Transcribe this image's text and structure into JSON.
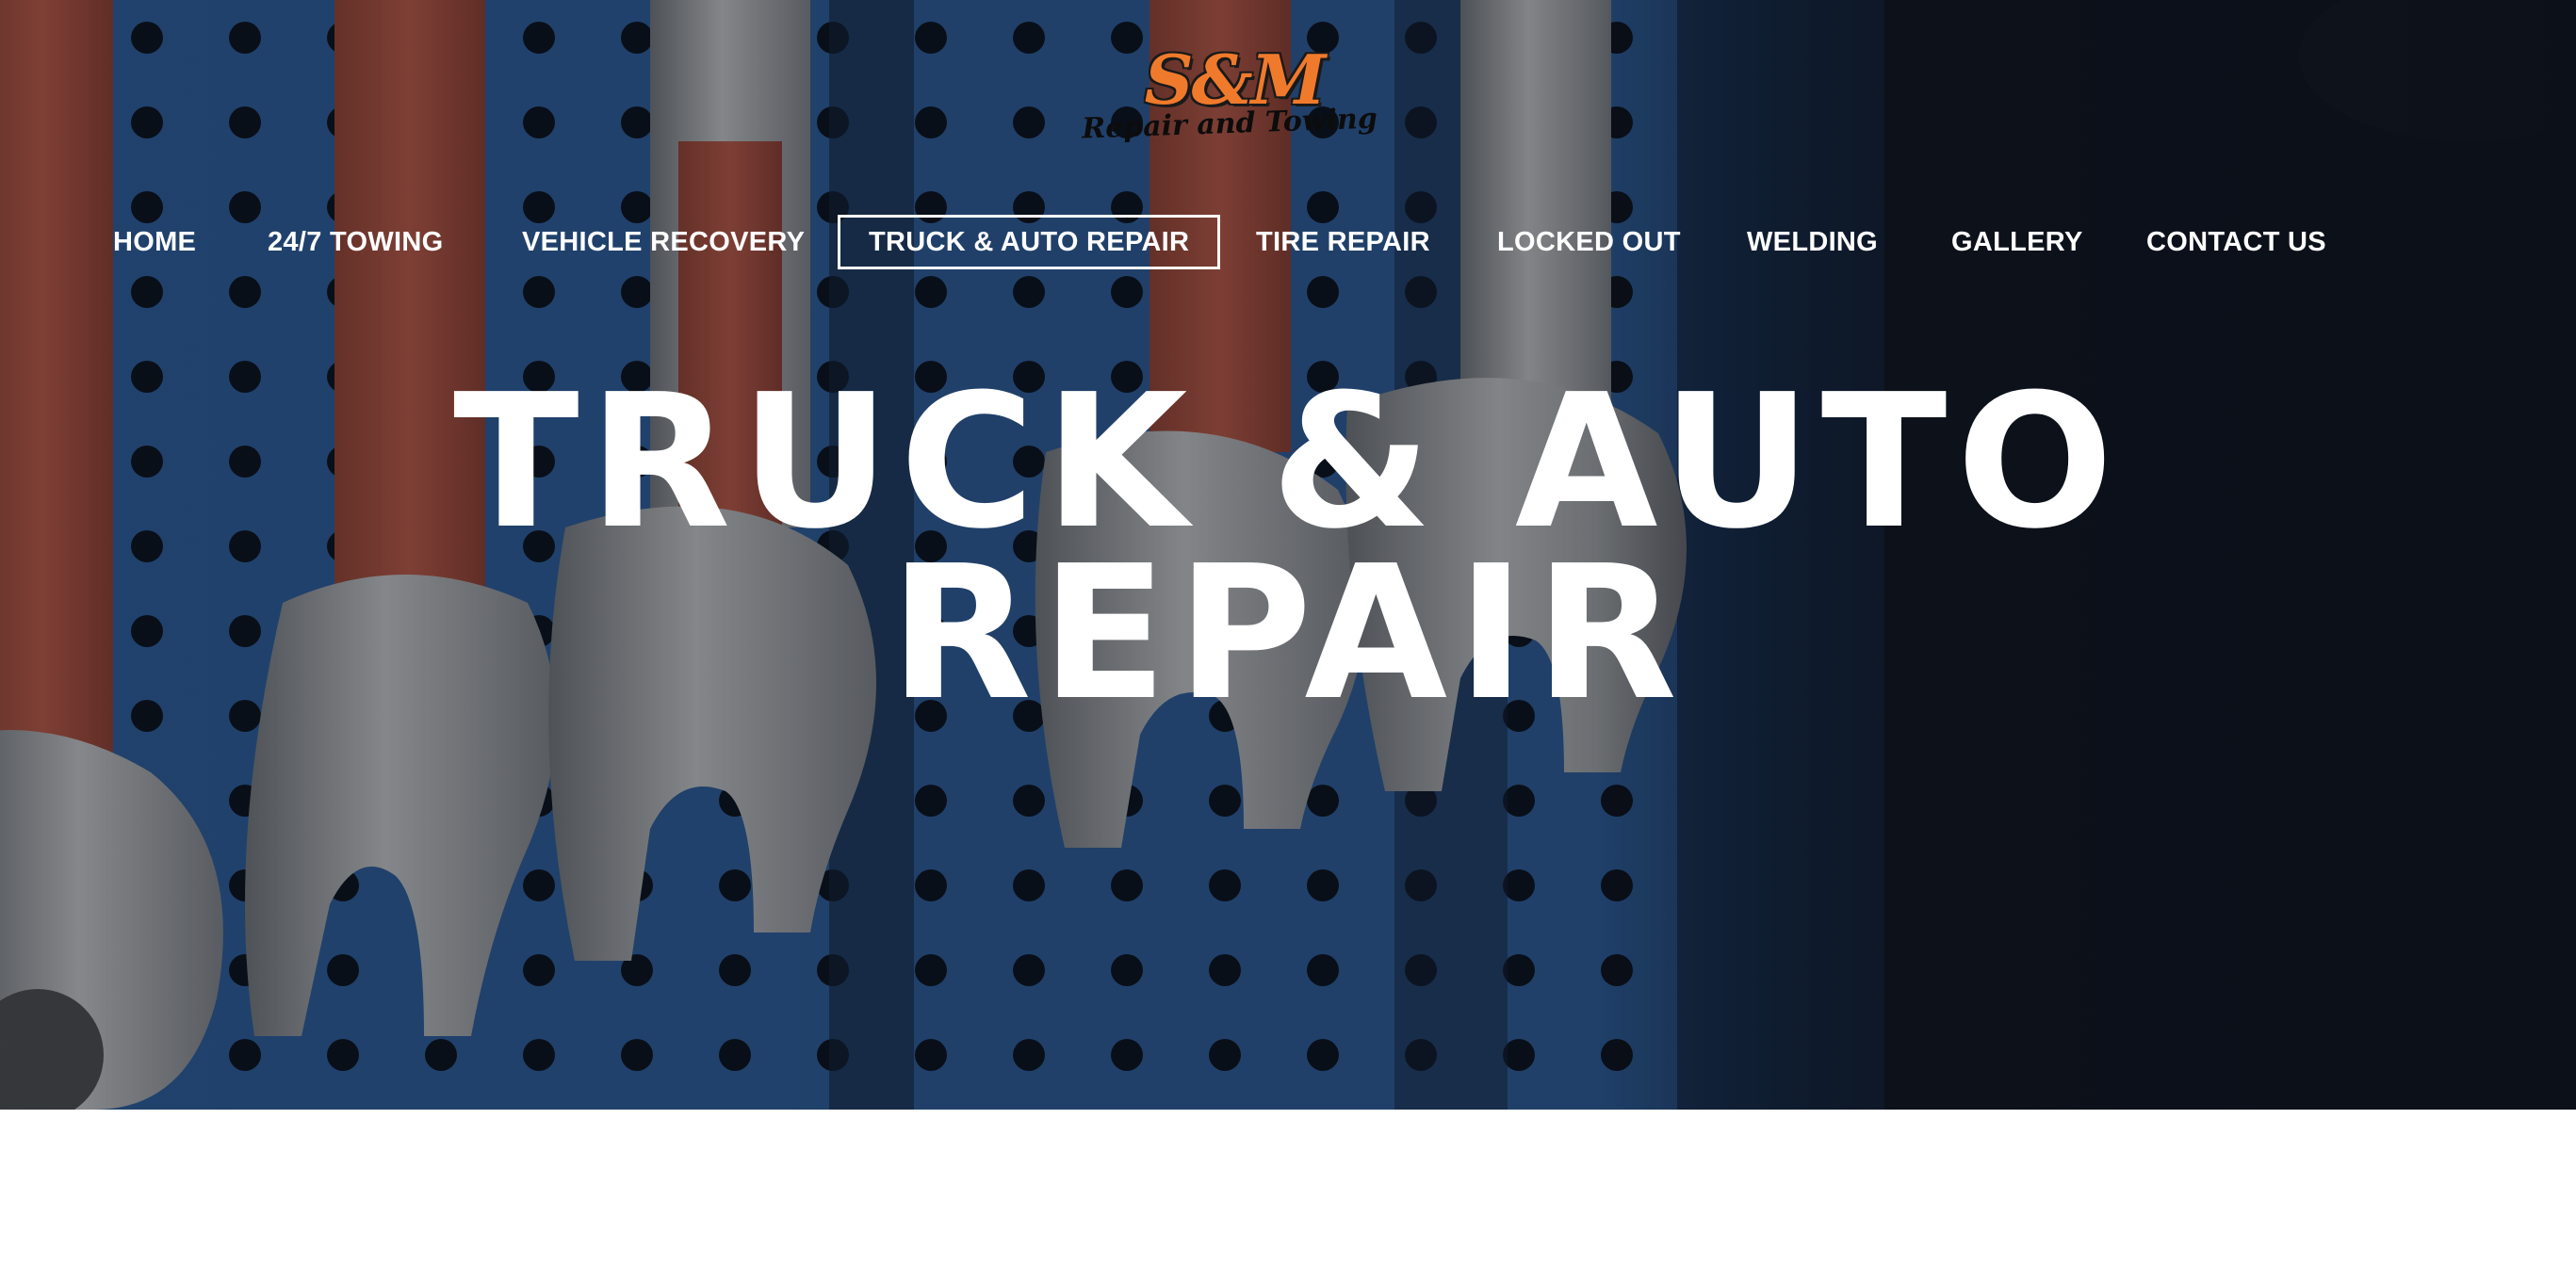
{
  "logo": {
    "mark": "S&M",
    "tagline": "Repair and Towing"
  },
  "nav": {
    "items": [
      {
        "label": "HOME"
      },
      {
        "label": "24/7 TOWING"
      },
      {
        "label": "VEHICLE RECOVERY"
      },
      {
        "label": "TRUCK & AUTO REPAIR",
        "active": true
      },
      {
        "label": "TIRE REPAIR"
      },
      {
        "label": "LOCKED OUT"
      },
      {
        "label": "WELDING"
      },
      {
        "label": "GALLERY"
      },
      {
        "label": "CONTACT US"
      }
    ]
  },
  "hero": {
    "title_line1": "TRUCK & AUTO",
    "title_line2": "REPAIR"
  },
  "colors": {
    "brand_orange": "#f07a2b",
    "pegboard_blue": "#2f5e9b",
    "overlay_dark": "#0f1520",
    "text_white": "#ffffff"
  }
}
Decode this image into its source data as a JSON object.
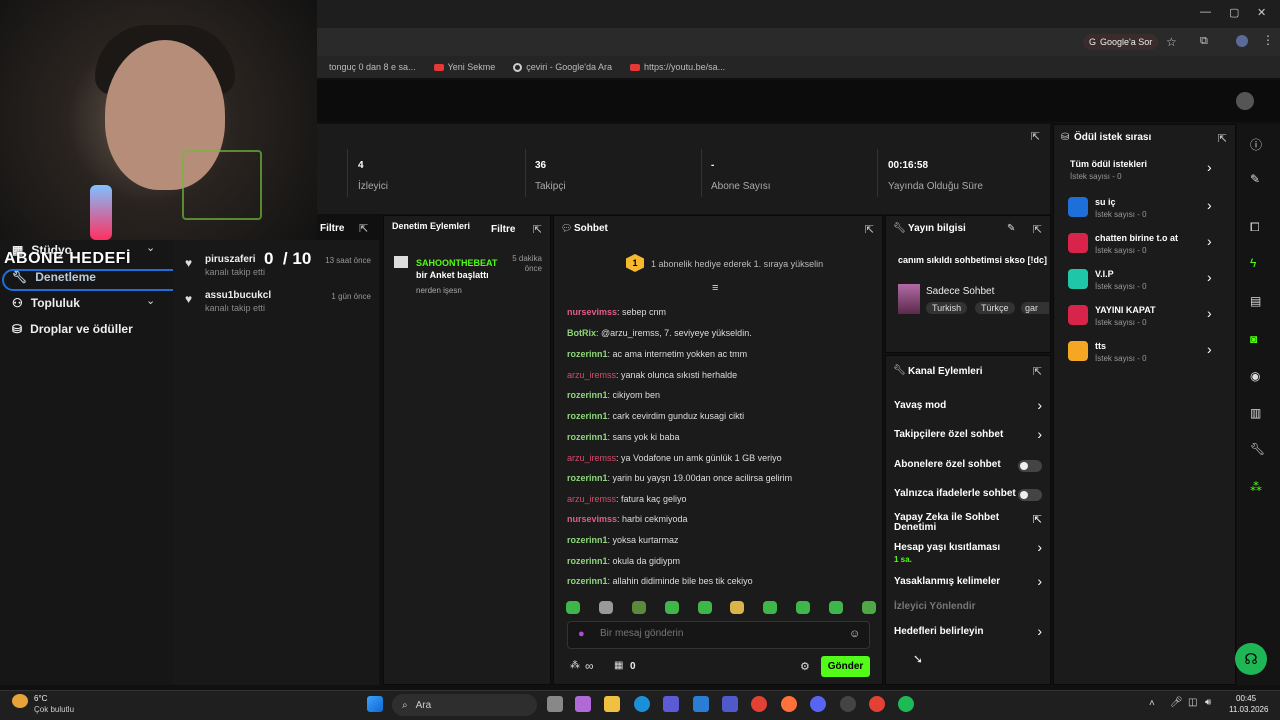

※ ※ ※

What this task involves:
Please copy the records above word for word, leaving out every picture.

Exercise response:
Transcribe this image's text and structure into JSON.
{
  "logo": {
    "mark": "S&M",
    "tagline": "Repair and Towing"
  },
  "nav": {
    "items": [
      {
        "label": "HOME"
      },
      {
        "label": "24/7 TOWING"
      },
      {
        "label": "VEHICLE RECOVERY"
      },
      {
        "label": "TRUCK & AUTO REPAIR",
        "active": true
      },
      {
        "label": "TIRE REPAIR"
      },
      {
        "label": "LOCKED OUT"
      },
      {
        "label": "WELDING"
      },
      {
        "label": "GALLERY"
      },
      {
        "label": "CONTACT US"
      }
    ]
  },
  "hero": {
    "title_line1": "TRUCK & AUTO",
    "title_line2": "REPAIR"
  },
  "colors": {
    "brand_orange": "#f07a2b",
    "pegboard_blue": "#2f5e9b",
    "overlay_dark": "#0f1520",
    "text_white": "#ffffff"
  }
}
Decode this image into its source data as a JSON object.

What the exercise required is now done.